Clarifying a Common Misunderstanding Regarding Bioretention Plant Selection
The photos below show two examples of bioretention facilities (click to enlarge). It’s tempting to think that all the plants within the facility are “bioretention plants.”
However, in general, only the center areas represent the stormwater functional zone and plants in this zone must be able to tolerate periodic inundation and ponding. Typically, plants around the outer edge do not experience ponding or inundation and plants selected for this outer zone can come from a much broader, more typical planting palette appropriate for the climate and application.
Trees in Bioretention Areas
Trees are an important feature in a community and provide multiple benefits, including stormwater management.
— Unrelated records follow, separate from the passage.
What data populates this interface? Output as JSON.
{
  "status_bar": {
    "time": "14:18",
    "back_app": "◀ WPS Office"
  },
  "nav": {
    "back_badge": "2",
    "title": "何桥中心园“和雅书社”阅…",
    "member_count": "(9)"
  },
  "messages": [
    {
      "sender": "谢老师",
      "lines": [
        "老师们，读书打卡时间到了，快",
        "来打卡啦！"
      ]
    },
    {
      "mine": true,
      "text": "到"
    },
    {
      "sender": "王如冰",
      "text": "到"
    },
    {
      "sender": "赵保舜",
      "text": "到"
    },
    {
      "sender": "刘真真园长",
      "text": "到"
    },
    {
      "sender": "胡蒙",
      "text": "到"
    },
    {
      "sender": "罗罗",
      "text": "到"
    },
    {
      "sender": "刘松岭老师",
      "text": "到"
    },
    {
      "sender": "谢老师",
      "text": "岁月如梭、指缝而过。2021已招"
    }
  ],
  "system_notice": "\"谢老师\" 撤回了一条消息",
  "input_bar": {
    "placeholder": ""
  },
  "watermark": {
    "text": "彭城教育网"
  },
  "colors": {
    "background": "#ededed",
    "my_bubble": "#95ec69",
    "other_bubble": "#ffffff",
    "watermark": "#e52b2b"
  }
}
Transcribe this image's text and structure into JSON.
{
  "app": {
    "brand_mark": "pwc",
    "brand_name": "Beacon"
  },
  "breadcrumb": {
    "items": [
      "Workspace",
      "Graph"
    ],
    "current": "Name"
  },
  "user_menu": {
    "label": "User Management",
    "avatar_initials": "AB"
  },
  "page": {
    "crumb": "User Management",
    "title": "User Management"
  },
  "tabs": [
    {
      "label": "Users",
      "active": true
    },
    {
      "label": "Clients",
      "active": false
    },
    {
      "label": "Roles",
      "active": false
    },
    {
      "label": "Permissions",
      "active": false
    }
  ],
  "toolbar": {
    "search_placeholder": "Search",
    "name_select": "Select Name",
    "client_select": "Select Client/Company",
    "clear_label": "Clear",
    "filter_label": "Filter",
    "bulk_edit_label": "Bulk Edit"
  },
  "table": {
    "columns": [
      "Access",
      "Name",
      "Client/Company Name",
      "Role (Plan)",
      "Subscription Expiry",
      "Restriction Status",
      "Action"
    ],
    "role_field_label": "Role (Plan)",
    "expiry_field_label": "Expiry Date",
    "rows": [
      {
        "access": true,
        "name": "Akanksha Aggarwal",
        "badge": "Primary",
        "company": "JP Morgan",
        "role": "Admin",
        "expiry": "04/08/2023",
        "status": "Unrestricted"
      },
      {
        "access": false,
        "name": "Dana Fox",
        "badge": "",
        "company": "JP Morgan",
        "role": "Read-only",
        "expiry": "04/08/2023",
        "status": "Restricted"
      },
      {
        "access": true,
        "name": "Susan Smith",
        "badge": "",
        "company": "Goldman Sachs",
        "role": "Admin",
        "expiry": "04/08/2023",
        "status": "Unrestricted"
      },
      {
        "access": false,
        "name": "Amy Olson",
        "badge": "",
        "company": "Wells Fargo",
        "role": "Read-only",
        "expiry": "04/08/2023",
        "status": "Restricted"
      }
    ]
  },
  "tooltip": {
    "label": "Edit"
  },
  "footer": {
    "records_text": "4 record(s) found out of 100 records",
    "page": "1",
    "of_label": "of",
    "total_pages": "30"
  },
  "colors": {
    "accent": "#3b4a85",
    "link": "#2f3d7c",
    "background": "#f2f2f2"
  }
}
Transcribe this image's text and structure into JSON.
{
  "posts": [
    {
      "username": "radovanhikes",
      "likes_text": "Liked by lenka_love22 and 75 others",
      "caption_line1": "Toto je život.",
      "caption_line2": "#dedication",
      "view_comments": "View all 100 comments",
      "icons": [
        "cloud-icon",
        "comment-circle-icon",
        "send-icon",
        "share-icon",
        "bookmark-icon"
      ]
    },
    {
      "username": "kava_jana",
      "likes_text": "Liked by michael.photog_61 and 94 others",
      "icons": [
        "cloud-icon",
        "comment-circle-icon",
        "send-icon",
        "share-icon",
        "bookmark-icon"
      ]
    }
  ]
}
The LIDI bioretention plant list does not include trees. Why? Because there remains uncertainty as to which tree species are appropriate for placement in bioretention areas. For example, some trees will survive being planted where stormwater ponding occurs, others tolerate a side-slope location, but some trees may not survive/thrive in either. Additionally, careful consideration must be made to meet local municipal requirements for tree and parking lot trees, and selection must avoid species that generate excessive leaf litter that could cover the surface of the bioretention area and reduce infiltration or clog overflows.
Comprehensive designs that integrate trees and stormwater function can be done – see some examples below (click to enlarge) of ways to integrate both trees and stormwater management function.